Court Procedure: Steps in a Family Law Case

When do I go to court? What happens when I get there?

Previously, we reviewed the structure of the family court system in Ontario.  In this post, Jeffrey Sun, a University of Ottawa law student and Fresh Legal intern, summarizes the steps involved in a family law case in Ottawa.

While conducting a family law case is an intricate business, the order of the necessary steps, in broad strokes, can be summarized as follows:

Mandatory Information Program

With few exceptions, the first step in any family law proceeding is to attend the Mandatory Information Program at your local courthouse.

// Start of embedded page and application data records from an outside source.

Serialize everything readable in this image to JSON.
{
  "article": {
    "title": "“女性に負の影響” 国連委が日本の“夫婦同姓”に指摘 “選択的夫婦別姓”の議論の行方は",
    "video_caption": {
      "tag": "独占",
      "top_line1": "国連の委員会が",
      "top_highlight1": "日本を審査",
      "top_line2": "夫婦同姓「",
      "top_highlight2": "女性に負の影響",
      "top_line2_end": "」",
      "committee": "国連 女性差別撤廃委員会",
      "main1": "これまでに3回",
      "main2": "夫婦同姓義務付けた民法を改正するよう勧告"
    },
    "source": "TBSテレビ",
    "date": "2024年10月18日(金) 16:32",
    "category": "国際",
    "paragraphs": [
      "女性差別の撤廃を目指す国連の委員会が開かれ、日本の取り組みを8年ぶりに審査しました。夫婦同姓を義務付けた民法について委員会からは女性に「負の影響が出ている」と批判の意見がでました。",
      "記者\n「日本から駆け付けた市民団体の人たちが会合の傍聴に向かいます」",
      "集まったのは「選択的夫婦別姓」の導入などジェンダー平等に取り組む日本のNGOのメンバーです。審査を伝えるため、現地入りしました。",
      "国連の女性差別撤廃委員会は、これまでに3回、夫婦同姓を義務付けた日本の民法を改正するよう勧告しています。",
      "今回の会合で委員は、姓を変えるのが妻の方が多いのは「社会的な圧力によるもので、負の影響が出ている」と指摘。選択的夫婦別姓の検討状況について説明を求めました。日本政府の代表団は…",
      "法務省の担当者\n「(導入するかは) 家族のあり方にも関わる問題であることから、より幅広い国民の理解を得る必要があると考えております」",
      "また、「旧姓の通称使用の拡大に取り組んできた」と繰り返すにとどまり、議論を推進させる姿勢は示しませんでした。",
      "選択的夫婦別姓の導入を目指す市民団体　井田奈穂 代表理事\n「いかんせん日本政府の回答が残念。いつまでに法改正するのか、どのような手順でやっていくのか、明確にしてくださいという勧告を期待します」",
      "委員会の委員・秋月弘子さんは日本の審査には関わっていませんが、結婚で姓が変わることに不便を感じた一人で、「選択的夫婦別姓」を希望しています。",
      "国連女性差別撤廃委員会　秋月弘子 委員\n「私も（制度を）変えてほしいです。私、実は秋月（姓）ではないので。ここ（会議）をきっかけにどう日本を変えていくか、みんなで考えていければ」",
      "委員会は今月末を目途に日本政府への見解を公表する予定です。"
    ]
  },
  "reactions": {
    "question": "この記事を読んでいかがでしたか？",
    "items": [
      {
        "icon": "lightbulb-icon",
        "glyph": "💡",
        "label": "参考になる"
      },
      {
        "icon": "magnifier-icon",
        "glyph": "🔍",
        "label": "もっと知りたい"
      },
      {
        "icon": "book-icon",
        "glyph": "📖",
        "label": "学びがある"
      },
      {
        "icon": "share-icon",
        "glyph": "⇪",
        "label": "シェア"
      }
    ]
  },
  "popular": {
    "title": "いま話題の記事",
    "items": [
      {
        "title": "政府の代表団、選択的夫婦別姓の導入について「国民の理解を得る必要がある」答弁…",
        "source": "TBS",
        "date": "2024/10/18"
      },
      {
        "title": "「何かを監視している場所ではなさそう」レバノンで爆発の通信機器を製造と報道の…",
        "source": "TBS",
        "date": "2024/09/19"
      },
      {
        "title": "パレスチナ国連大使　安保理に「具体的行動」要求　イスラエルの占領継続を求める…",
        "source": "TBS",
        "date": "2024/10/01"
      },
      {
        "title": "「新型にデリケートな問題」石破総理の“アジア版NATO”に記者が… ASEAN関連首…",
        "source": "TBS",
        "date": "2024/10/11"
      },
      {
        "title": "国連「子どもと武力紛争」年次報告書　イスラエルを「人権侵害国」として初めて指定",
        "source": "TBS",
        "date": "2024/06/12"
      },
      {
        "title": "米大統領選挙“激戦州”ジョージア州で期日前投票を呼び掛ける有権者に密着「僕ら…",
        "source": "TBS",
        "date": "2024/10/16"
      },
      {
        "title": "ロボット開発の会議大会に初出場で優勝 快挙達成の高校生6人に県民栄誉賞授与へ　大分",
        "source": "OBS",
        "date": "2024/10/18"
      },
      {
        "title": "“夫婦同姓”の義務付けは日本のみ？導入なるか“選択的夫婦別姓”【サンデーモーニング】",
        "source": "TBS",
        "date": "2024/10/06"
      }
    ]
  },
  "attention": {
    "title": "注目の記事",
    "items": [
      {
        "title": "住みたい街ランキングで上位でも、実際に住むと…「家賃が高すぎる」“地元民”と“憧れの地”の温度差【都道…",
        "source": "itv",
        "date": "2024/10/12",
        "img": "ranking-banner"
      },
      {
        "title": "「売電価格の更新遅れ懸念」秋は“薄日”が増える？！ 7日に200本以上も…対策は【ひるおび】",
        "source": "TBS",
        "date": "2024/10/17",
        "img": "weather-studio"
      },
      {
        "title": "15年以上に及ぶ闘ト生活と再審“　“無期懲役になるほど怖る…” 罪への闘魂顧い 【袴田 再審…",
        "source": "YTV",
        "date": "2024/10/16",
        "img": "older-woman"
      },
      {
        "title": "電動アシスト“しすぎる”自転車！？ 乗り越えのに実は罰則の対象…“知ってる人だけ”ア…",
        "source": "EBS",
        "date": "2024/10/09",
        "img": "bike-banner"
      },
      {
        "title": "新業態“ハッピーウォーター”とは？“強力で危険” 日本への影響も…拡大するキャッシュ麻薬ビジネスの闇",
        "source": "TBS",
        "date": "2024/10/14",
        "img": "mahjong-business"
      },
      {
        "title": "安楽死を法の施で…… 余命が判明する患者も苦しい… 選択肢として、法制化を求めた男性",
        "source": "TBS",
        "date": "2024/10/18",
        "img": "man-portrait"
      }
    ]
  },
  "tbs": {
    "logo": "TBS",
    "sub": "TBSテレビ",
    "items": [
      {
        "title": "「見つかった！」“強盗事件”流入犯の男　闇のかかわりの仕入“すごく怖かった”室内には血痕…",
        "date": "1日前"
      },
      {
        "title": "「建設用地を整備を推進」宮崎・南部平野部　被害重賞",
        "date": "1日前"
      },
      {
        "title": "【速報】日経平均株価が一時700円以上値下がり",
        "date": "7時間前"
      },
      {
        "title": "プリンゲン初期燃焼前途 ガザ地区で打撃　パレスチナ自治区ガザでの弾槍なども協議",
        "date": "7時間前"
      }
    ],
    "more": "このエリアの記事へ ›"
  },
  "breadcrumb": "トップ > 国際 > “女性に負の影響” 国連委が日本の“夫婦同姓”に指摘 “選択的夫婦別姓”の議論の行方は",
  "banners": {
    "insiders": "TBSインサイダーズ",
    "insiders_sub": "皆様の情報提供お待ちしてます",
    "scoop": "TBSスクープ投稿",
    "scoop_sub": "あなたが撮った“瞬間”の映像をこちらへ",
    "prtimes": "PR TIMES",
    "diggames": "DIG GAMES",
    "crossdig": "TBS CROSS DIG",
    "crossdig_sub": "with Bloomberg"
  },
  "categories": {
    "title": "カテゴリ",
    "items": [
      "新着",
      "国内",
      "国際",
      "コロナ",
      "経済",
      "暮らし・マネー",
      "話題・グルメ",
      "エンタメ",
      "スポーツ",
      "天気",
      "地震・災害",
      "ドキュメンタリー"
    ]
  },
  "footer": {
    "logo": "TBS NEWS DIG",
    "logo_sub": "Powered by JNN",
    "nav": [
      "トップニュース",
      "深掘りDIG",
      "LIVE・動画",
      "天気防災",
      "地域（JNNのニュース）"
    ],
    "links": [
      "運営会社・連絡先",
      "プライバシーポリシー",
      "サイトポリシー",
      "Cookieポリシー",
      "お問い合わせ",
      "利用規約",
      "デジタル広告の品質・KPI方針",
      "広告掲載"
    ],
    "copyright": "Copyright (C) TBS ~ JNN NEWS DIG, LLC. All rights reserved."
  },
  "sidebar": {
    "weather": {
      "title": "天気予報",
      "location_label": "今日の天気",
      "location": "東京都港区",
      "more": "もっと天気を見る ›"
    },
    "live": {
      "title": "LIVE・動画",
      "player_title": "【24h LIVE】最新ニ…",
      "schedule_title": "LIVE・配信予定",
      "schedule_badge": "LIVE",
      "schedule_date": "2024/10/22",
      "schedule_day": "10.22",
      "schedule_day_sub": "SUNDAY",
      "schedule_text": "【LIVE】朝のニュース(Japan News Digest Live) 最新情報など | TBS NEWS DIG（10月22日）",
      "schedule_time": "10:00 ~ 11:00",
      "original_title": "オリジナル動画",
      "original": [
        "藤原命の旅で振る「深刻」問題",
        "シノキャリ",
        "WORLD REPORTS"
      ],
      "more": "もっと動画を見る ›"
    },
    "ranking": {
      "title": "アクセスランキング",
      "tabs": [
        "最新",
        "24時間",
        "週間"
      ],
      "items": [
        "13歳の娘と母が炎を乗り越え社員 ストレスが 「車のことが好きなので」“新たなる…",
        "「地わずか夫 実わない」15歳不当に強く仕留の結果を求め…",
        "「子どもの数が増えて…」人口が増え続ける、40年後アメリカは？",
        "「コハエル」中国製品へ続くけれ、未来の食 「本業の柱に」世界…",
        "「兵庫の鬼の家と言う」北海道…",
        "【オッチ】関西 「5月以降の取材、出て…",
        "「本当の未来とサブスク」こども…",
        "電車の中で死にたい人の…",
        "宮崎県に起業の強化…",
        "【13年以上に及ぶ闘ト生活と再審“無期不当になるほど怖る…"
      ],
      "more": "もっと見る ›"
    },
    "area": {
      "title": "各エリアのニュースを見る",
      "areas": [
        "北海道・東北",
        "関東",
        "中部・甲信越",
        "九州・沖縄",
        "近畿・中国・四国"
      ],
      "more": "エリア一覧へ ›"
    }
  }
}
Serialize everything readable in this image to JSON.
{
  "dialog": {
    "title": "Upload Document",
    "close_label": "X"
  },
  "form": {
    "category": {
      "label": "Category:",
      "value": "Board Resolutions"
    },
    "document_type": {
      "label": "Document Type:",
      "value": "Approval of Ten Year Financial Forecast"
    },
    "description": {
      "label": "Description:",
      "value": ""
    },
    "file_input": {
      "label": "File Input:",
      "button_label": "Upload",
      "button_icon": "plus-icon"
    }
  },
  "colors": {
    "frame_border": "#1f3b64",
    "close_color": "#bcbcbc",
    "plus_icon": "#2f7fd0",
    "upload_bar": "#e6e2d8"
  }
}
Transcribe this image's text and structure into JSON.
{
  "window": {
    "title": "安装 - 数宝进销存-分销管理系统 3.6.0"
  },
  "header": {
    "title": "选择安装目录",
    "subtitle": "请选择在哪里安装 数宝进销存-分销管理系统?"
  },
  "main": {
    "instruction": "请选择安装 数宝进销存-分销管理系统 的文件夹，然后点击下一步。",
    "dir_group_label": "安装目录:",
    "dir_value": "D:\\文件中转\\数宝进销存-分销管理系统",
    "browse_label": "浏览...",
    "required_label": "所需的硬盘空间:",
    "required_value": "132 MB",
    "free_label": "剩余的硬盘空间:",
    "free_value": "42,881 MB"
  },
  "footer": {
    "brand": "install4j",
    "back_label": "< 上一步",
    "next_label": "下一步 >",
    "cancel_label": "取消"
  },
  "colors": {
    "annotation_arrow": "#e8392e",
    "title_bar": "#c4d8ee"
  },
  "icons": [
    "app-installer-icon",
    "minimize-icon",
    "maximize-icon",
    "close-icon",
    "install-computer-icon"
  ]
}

These provide court participants with information about their divorce proceedings, including:

  • The effects of separation and divorce on adults and children;
  • Alternatives to litigation;
  • Family law issues;
  • The family court process; and
  • Local legal and non-legal resources and programs for adults and children.

First Court Date

You will meet with the First Court Date Clerk. The documents you filed will be reviewed and any deficiencies will be pointed out to you. You will also have the opportunity to schedule a date for your Case Conference. The overall goal of the First Court Date is to set a timeline for what follows, and to ensure you have submitted the proper documents to proceed.

Case Conference

This is a necessary step before any motions can be heard. For the case conference, you appear before a judge and will need to (a) file your Case Conference Brief and (b) update your Financial Statement (or submit an Affidavit that your Financial Statement has not changed). Additionally, you will need to submit a Financial Statement Disclosure form, that certifies you have made all the appropriate financial disclosure. The goal of the case conference is for the judge to explore the chances of settling, identify disputed issues, set a timetable, and give very basic orders (e.g., about disclosure and what key information must be exchanged).

Motions (Requests for Interim Orders)

Motion hearings are where matters are argued and orders about them are given.  For most motions, you will need to serve a Notice of Motion on the other party, and produce an Affidavit of Service, proving you served notice. The exception to the rule is for Emergency Motions.

Motion hearings are generally to settle interim matters until the issues are resolved on a final basis. You will have a chance to be heard on a specific matter, as will the other party. For the motion hearing, you will again need to update your Financial Statement, or submit an Affidavit that it remains unchanged.

Settlement Conferences

The goal of this conference is to encourage settlement of as many issues as is possible, in order to simplify the trial proceedings. All issues may be settled at this conference, negating the need for a trial. You can also expect an opinion on the case from the judge. For a settlement conference, you will need to submit a Settlement Conference Brief and update your Financial Statement.

Trial Management Conference

If issues remain unsettled the judge may set a Trial Management Conference. The goal of these conferences is two-fold: firstly, to attempt settlement for a last time, and secondly, to prepare both parties for the trial itself, including setting timelines for document exchange and disclosing information about witnesses. A Trial Management Conference Brief must be prepared and submitted.


For any matters that remain unresolved, trial will take place to arrive at a final decision. A trial is where each party has an opportunity to be heard by the judge, to present evidence, respond to the other party’s submissions, and to question witnesses in court. After all arguments are made, the judge will render a final and binding decision on the case.